(Exercise objective):
Print the whole listing exactly.

─── Material for this exercise ───

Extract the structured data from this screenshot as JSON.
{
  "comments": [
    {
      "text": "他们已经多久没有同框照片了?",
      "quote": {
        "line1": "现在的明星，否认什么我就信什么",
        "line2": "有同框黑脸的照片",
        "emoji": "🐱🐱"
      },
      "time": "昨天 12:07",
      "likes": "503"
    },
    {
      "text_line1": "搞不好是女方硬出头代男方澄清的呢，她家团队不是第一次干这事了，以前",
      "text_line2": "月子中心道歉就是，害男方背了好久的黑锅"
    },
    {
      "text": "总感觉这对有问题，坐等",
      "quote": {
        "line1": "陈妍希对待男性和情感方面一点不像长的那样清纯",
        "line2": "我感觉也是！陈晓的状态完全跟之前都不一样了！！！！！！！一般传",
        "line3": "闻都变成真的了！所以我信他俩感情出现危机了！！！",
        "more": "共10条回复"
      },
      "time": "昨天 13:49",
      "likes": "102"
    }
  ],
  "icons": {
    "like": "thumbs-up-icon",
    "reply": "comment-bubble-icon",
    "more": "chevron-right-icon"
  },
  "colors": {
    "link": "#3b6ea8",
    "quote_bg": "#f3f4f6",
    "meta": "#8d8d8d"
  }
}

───

(Output of the task):
Extract the structured data from this screenshot as JSON.
{
  "comments": [
    {
      "text": "他们已经多久没有同框照片了?",
      "quote": {
        "line1": "现在的明星，否认什么我就信什么",
        "line2": "有同框黑脸的照片",
        "emoji": "🐱🐱"
      },
      "time": "昨天 12:07",
      "likes": "503"
    },
    {
      "text_line1": "搞不好是女方硬出头代男方澄清的呢，她家团队不是第一次干这事了，以前",
      "text_line2": "月子中心道歉就是，害男方背了好久的黑锅"
    },
    {
      "text": "总感觉这对有问题，坐等",
      "quote": {
        "line1": "陈妍希对待男性和情感方面一点不像长的那样清纯",
        "line2": "我感觉也是！陈晓的状态完全跟之前都不一样了！！！！！！！一般传",
        "line3": "闻都变成真的了！所以我信他俩感情出现危机了！！！",
        "more": "共10条回复"
      },
      "time": "昨天 13:49",
      "likes": "102"
    }
  ],
  "icons": {
    "like": "thumbs-up-icon",
    "reply": "comment-bubble-icon",
    "more": "chevron-right-icon"
  },
  "colors": {
    "link": "#3b6ea8",
    "quote_bg": "#f3f4f6",
    "meta": "#8d8d8d"
  }
}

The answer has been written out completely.